Celine from France has decided to quit her job in Paris and work for a non-profit organization in Kyrgyzstan. The radical change from a vibrant metropolitan city to a small rural area was a lot for Celine to handle, and she tells us some of the hardships she endured in the beginning and the epiphanies she had.
It was kind of one of those decisions you make after a really stressful time at work and home. I will admit, I wasn’t the youngest anymore and my friends and family thought it a bit irresponsible and irrational of me to come to this decision. Yet the truth is that I had always wanted to work for a non-profit organization ever since I was in school, yet somehow I followed in my parents’ footsteps and became career-obsessed.
After filling out all the paperwork and booking my plane ticket and finally taking the last steps of finding someone to rent my apartment to in Paris and then packing up my own stuff, I began to get nervous. I didn’t really know anything about Kyrgyzstan, aside from what I read in the brochures. I knew that the weather was relatively cold, that poverty was not uncommon, and that my Parisian haut couture clothing as well as my aperitif habits would have to stay in France, and sadly, that was it.
My job was to teach French and drawing at a girls’ school in a small village, which, with a population of almost 350 was considered a larger town. The school, which was going to educate 50 girls, was the only one for several hundred kilometers, thus a lot of my students would be coming from different villages around the one I was going to be living in.
When I arrived in Kyrgyzstan it was September and it was already gray and cold. My new home was a small room with an even smaller bathroom and a tiny built-in kitchenette, which I rented from the brother of the school’s headmistress and his wife. The couple is in their seventies and as they have no children, they fill up the empty rooms by renting them out to foreign teachers or other NGO workers.
I hadn’t expected exquisite décor, but somehow the desolation of that room and its bare walls was too much for me after the flight, the long train ride and then bus ride, and saying goodbye to my family and friends, so I had a minor meltdown. Surprisingly my new landlady, who although she seemed quite gruff at the beginning, came upstairs after she heard me crying and brought me a bowl of soup. Although there was no hugging or hand-patting – let alone any words since I neither spoke Kyrgyz nor she French or English – her presence comforted me.
It was incredibly hard for me to get accustomed not only to the weather, which made my skin go coarse and my eyes water permanently, but life in this village was so different from anything I have ever experienced before. Speaking to some of the other expats also living and working here, I realized that I was not alone in the emotions I was going through, and also that they would not disappear as quickly as I perhaps wished them to.
Teaching at the school was the best thing about my day. Although the girls were difficult to reach in the beginning, they soon realized that it was OK to make mistakes and that some mistakes would continuously occur and eventually became jokes among us. My girls truly soaked up everything I had to tell them, not only about the French language, but about my life in Paris and my prior career, my ex husband, etc.

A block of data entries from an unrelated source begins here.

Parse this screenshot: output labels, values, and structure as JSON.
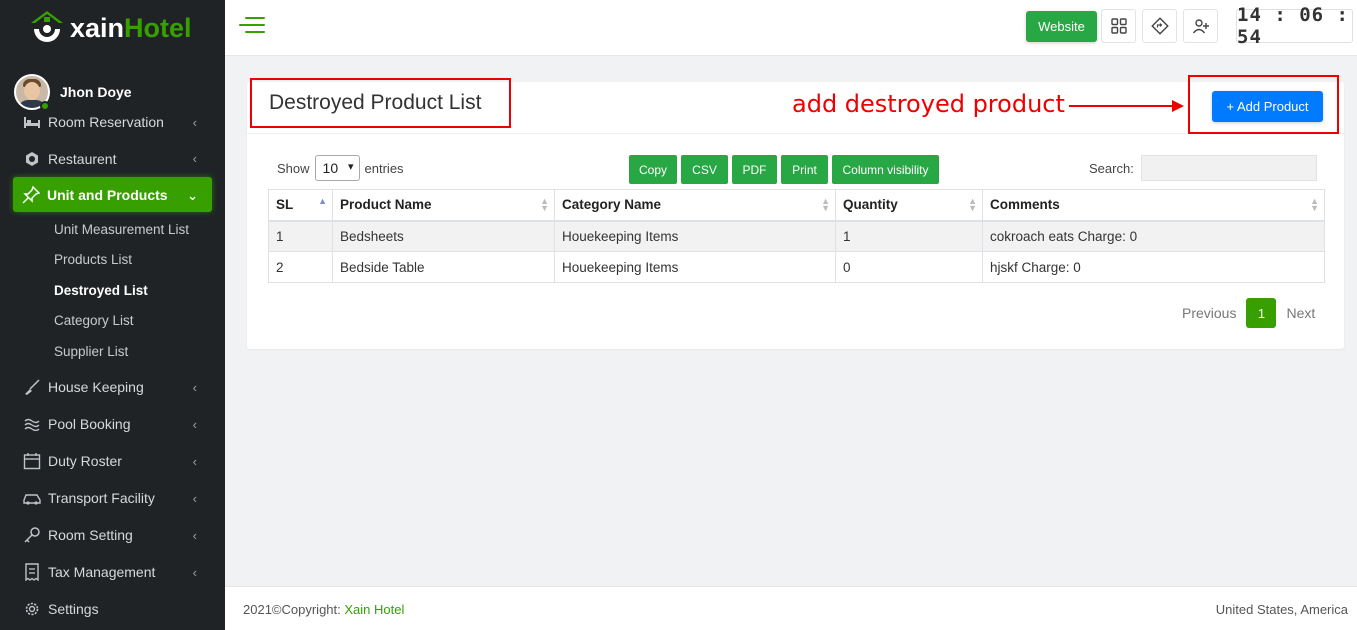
{
  "brand": {
    "name_part1": "xain",
    "name_part2": "Hotel"
  },
  "user": {
    "name": "Jhon Doye"
  },
  "sidebar": {
    "items": [
      {
        "label": "Room Reservation",
        "icon": "bed-icon",
        "chevron": "‹"
      },
      {
        "label": "Restaurent",
        "icon": "restaurant-icon",
        "chevron": "‹"
      },
      {
        "label": "Unit and Products",
        "icon": "pin-icon",
        "chevron": "⌄"
      },
      {
        "label": "House Keeping",
        "icon": "broom-icon",
        "chevron": "‹"
      },
      {
        "label": "Pool Booking",
        "icon": "waves-icon",
        "chevron": "‹"
      },
      {
        "label": "Duty Roster",
        "icon": "calendar-icon",
        "chevron": "‹"
      },
      {
        "label": "Transport Facility",
        "icon": "car-icon",
        "chevron": "‹"
      },
      {
        "label": "Room Setting",
        "icon": "key-icon",
        "chevron": "‹"
      },
      {
        "label": "Tax Management",
        "icon": "receipt-icon",
        "chevron": "‹"
      },
      {
        "label": "Settings",
        "icon": "gear-icon"
      }
    ],
    "submenu": [
      {
        "label": "Unit Measurement List"
      },
      {
        "label": "Products List"
      },
      {
        "label": "Destroyed List"
      },
      {
        "label": "Category List"
      },
      {
        "label": "Supplier List"
      }
    ]
  },
  "topbar": {
    "website_label": "Website",
    "clock": "14 : 06 : 54"
  },
  "page": {
    "title": "Destroyed Product List",
    "annotation": "add destroyed product",
    "add_button": "+ Add Product"
  },
  "table_controls": {
    "show_label": "Show",
    "entries_value": "10",
    "entries_label": "entries",
    "buttons": [
      "Copy",
      "CSV",
      "PDF",
      "Print",
      "Column visibility"
    ],
    "search_label": "Search:"
  },
  "table": {
    "headers": [
      "SL",
      "Product Name",
      "Category Name",
      "Quantity",
      "Comments"
    ],
    "rows": [
      [
        "1",
        "Bedsheets",
        "Houekeeping Items",
        "1",
        "cokroach eats Charge: 0"
      ],
      [
        "2",
        "Bedside Table",
        "Houekeeping Items",
        "0",
        "hjskf Charge: 0"
      ]
    ]
  },
  "pagination": {
    "previous": "Previous",
    "page": "1",
    "next": "Next"
  },
  "footer": {
    "copyright": "2021©Copyright: ",
    "brand": "Xain Hotel",
    "region": "United States, America"
  },
  "colors": {
    "accent": "#37a000",
    "primary": "#007bff",
    "annotation": "#ee0000",
    "sidebar_bg": "#1f2326"
  }
}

The bizarre thing however was that they never seemed to envy my ‘glamorous’ lifestyle in Paris, or the vacations I took to the Caribbean and other exotic destinations with my ex-husband – it was almost as if they were listening to a fairy tale.
My first winter in Kyrgyzstan was simultaneously one of the most difficult and wonderful times in my entire life. Difficult because of the weather and the gloominess I sensed, but wonderful because I finally gained the girls’ trust and was able to discover a part of myself I never knew existed. It is amazing how arrogant some of us westernized people become. We think that just because we have cars, and running water and flat screen TVs, we have the right to impose our views on others. Yet in that one winter I learned more from my young teenage students than everything I learned in all my years confined to an education system or a social system telling us that the best way is up.
I have only been in Kyrgyzstan for a year now but I plan on staying for many more. There are dozens of things I need to learn about myself, and which better place to do so than in a society in which people are just themselves and don’t feel the need to pretend to be something they are not?
Photos courtesy of Wikimedia Commons.